[Opening SUPPLIED MATERIAL section]

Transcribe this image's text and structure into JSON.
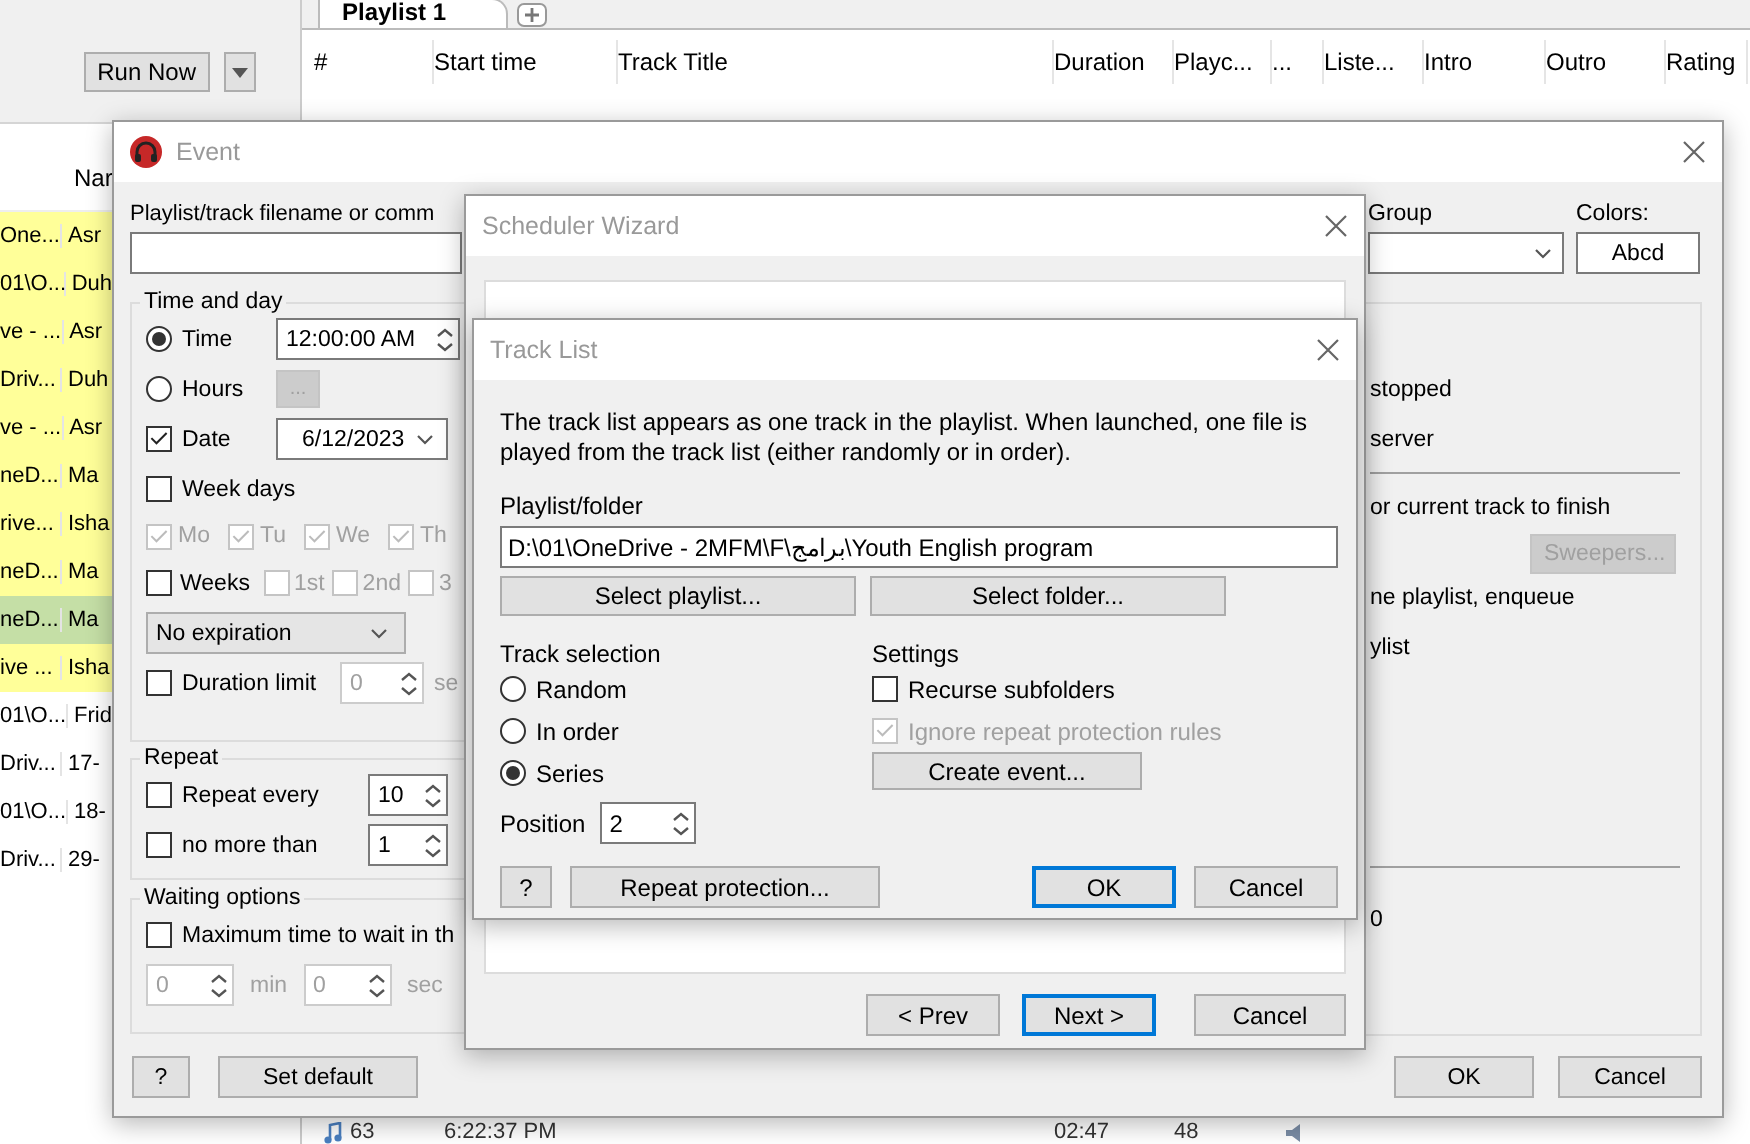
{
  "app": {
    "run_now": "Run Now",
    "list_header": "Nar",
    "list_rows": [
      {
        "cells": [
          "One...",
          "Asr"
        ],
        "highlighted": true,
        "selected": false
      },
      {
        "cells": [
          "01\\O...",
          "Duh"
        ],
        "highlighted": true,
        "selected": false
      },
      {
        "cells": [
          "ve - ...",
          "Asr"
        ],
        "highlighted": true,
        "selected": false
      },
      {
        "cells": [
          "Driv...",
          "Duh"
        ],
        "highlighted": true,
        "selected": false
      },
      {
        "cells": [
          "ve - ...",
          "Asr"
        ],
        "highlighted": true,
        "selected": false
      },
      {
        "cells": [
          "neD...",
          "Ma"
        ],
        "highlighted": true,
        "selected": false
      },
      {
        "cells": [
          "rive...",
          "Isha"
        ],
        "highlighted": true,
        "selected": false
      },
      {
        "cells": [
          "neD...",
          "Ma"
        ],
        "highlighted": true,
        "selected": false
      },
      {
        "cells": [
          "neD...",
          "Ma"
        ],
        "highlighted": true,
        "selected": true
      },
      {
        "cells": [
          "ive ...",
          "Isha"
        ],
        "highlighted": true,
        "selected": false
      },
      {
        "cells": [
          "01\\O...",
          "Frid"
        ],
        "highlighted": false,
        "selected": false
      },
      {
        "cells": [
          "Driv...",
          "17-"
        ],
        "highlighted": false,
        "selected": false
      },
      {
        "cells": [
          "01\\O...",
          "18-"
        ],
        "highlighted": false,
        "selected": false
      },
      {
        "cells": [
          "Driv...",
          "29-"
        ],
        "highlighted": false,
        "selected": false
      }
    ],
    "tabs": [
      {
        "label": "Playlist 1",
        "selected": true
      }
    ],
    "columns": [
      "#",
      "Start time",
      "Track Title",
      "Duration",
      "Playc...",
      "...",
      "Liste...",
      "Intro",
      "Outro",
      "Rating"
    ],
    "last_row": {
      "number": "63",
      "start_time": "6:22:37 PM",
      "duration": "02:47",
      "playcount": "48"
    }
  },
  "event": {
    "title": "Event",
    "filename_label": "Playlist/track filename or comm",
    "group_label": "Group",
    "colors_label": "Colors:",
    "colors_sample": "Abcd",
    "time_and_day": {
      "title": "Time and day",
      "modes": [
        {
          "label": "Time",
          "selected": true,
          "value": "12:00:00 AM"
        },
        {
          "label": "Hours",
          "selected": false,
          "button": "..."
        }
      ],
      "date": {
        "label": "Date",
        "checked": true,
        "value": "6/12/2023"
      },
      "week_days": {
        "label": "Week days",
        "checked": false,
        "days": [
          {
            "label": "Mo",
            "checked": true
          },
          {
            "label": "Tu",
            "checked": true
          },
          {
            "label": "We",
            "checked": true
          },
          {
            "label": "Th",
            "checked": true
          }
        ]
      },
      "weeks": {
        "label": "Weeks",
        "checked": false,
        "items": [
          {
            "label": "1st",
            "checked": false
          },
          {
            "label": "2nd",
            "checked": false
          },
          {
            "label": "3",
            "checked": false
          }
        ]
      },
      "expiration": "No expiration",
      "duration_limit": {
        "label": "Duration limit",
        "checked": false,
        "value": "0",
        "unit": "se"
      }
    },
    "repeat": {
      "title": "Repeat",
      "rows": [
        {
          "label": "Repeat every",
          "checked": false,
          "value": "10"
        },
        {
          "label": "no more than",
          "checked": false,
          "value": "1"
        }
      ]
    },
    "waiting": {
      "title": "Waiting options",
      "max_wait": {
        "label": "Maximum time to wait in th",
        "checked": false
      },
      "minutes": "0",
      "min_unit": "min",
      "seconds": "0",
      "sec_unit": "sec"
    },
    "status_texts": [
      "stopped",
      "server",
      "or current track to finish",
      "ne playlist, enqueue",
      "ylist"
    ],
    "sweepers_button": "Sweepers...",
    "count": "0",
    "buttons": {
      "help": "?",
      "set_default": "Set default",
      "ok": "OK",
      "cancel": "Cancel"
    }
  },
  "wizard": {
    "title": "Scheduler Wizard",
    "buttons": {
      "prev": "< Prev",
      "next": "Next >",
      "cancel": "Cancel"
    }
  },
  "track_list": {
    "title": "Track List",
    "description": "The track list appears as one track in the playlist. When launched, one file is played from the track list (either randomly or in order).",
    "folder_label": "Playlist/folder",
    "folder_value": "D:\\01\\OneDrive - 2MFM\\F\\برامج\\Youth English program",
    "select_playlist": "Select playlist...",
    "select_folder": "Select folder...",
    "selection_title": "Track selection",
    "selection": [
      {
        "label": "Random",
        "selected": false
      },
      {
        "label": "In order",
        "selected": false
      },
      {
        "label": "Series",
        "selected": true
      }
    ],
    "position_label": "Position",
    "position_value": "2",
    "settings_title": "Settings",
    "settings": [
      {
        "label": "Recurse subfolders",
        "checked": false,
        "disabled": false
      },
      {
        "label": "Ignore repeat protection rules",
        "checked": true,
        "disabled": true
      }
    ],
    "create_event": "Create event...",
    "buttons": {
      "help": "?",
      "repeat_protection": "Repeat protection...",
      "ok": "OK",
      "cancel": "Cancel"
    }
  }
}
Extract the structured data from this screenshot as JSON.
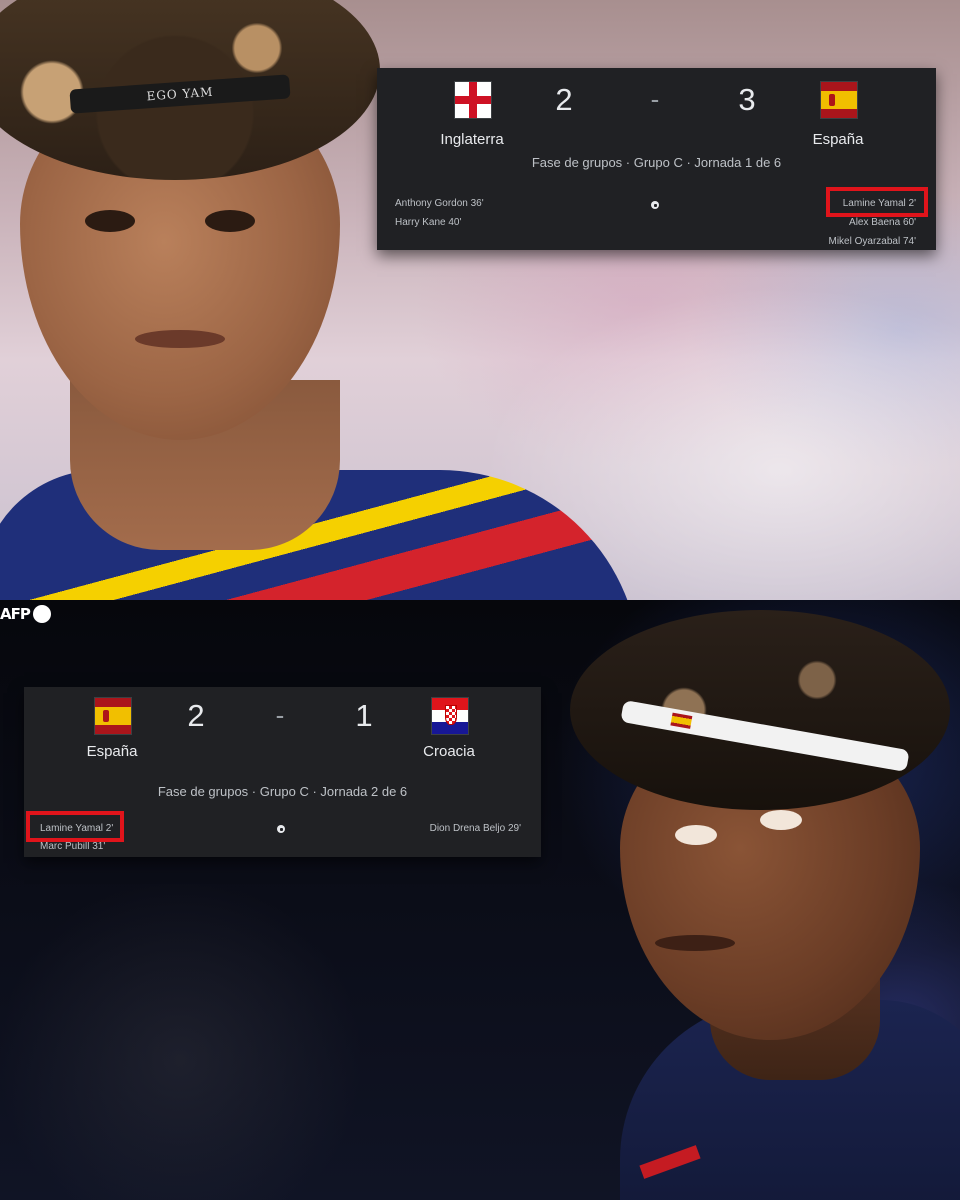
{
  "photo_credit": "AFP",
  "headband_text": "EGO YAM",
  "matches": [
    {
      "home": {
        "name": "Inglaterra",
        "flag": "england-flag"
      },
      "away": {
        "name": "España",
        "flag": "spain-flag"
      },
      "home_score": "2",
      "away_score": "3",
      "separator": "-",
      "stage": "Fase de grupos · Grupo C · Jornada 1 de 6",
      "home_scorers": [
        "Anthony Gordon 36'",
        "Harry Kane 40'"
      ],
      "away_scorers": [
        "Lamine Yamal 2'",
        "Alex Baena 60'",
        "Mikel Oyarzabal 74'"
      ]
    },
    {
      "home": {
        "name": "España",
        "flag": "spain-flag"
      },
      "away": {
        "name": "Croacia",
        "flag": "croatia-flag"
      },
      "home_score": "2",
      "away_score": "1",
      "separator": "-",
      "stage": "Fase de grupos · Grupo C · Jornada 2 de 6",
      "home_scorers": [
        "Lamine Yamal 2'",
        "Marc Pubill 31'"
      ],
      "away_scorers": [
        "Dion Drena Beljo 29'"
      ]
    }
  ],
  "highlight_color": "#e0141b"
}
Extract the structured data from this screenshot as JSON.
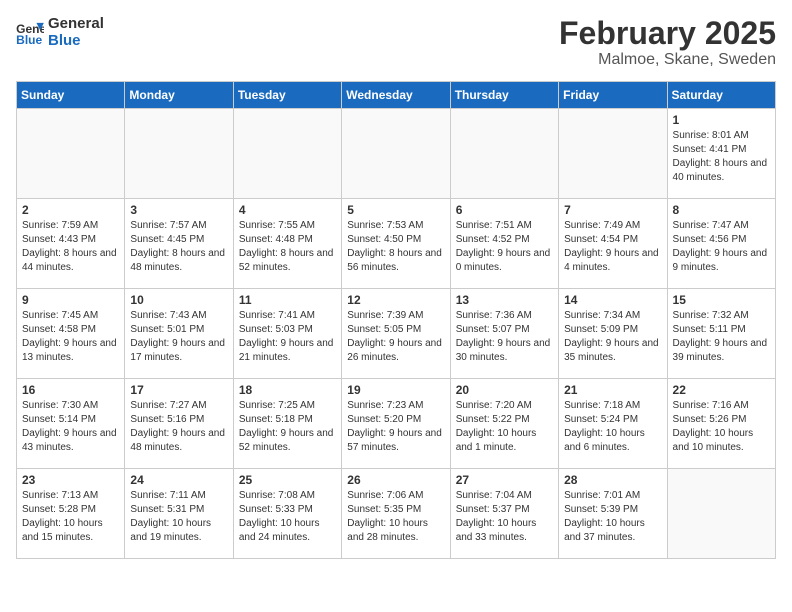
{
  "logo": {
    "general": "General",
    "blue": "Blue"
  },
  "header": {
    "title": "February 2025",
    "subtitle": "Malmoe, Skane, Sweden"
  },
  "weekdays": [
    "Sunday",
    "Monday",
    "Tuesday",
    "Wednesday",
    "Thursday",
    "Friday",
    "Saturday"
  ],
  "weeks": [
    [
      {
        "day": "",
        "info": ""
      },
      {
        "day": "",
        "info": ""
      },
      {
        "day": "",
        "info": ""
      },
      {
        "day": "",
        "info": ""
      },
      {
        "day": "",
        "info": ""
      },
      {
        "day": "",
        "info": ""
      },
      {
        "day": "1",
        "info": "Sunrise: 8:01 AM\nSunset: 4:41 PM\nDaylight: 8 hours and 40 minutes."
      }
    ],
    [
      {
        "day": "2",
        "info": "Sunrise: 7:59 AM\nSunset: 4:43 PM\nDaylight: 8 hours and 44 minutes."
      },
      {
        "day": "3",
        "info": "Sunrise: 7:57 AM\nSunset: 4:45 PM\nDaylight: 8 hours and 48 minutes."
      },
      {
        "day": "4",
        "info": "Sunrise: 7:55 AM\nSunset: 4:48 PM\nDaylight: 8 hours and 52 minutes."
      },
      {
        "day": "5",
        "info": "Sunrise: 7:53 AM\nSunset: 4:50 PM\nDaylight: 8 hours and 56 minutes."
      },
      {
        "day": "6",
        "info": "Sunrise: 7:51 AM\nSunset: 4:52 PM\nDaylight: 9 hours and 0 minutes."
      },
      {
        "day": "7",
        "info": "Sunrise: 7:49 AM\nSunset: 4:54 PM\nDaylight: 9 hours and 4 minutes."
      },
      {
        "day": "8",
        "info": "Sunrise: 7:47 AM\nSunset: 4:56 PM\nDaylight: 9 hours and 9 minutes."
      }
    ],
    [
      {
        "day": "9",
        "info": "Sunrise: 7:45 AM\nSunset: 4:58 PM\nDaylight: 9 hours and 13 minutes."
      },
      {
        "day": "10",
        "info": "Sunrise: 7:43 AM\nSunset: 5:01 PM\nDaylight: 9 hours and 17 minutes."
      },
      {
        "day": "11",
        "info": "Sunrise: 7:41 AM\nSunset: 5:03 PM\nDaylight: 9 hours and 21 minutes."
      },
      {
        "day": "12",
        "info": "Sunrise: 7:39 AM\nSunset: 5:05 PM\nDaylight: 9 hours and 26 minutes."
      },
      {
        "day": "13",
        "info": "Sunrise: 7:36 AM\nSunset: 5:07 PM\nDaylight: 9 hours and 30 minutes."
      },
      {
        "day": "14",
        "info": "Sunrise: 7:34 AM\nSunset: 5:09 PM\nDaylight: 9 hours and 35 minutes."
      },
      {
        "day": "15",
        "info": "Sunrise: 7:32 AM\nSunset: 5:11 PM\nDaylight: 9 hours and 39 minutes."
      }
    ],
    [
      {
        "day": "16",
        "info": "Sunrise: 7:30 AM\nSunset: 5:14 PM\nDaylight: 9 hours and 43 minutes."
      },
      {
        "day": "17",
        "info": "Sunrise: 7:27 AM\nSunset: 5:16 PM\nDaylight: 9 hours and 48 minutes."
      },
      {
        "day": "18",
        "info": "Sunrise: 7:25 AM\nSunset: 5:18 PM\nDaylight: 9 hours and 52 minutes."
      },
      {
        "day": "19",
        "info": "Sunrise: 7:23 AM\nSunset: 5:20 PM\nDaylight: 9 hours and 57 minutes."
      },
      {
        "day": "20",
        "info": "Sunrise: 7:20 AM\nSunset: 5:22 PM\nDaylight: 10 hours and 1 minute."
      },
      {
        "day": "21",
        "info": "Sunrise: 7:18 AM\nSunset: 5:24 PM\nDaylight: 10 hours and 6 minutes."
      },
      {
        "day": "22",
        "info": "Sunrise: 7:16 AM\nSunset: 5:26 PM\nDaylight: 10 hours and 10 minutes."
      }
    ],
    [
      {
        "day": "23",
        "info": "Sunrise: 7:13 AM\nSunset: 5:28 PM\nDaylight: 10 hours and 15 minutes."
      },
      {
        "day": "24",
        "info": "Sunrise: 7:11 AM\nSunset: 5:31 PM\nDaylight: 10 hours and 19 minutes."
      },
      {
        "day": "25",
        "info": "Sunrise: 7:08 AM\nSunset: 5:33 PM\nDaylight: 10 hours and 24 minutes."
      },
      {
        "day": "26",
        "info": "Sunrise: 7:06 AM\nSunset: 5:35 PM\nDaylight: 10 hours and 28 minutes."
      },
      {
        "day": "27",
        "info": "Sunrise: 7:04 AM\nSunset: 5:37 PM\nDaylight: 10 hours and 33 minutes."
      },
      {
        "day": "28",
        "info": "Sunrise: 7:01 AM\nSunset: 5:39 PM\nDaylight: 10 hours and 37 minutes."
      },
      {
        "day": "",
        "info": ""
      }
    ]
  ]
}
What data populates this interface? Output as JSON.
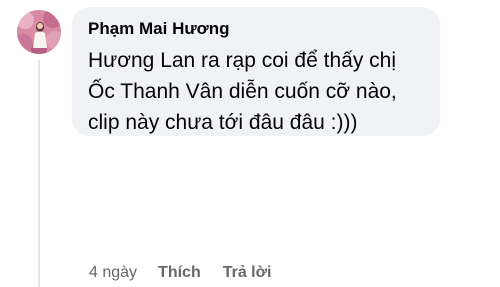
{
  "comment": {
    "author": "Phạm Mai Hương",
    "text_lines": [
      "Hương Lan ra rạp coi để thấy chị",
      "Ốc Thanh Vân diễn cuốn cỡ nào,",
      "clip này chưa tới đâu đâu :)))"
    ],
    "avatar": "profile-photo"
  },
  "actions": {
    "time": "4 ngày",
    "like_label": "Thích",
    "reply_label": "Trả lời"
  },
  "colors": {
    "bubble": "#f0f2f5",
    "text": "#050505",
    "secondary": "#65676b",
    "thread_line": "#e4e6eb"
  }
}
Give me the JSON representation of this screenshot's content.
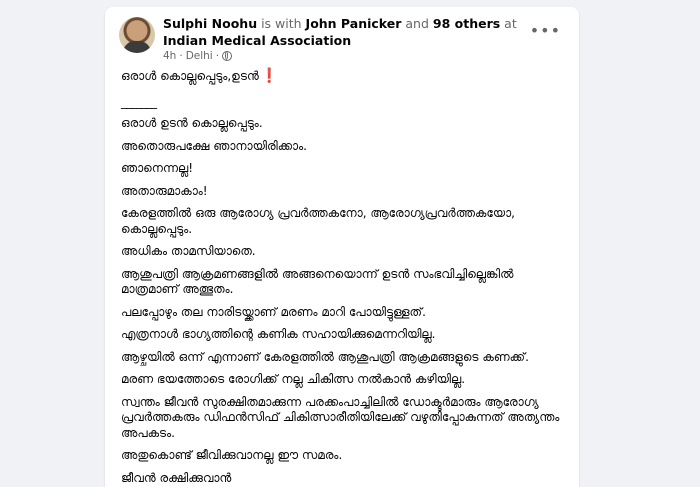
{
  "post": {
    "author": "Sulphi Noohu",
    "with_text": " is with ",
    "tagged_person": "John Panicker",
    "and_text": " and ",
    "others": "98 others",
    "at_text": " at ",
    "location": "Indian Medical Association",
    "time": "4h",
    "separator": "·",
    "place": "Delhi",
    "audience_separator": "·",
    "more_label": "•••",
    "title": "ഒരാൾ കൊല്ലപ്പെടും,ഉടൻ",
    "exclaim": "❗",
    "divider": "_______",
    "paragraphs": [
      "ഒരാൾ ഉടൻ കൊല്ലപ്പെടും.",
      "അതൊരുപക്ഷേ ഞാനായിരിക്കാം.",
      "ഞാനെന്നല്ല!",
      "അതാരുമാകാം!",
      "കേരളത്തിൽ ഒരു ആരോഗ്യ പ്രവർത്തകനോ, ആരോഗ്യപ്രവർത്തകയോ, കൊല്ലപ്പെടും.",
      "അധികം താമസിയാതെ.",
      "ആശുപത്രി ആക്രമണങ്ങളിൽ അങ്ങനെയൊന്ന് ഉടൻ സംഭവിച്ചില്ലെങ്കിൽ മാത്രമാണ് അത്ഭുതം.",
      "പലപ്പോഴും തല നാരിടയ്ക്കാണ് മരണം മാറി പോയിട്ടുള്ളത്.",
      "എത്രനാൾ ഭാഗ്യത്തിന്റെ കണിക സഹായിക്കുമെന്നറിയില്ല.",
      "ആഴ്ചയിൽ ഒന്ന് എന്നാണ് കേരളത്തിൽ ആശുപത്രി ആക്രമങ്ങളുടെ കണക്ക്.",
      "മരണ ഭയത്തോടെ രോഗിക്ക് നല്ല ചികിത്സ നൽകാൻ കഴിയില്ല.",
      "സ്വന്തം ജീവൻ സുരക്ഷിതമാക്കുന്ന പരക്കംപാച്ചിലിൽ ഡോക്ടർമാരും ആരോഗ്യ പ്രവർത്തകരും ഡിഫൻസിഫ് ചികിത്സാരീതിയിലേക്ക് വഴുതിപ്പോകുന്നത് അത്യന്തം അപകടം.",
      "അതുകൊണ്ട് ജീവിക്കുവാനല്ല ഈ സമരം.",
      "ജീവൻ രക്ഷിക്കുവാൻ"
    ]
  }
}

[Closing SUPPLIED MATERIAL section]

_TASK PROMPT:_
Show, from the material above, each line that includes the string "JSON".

_COMPLETED EXERCISE:_
Transcribe this image's text and structure into JSON.
Extract the structured data from this screenshot as JSON.
Extract the structured data from this screenshot as JSON.
What data populates this interface? Output as JSON.
Give me the JSON representation of this screenshot's content.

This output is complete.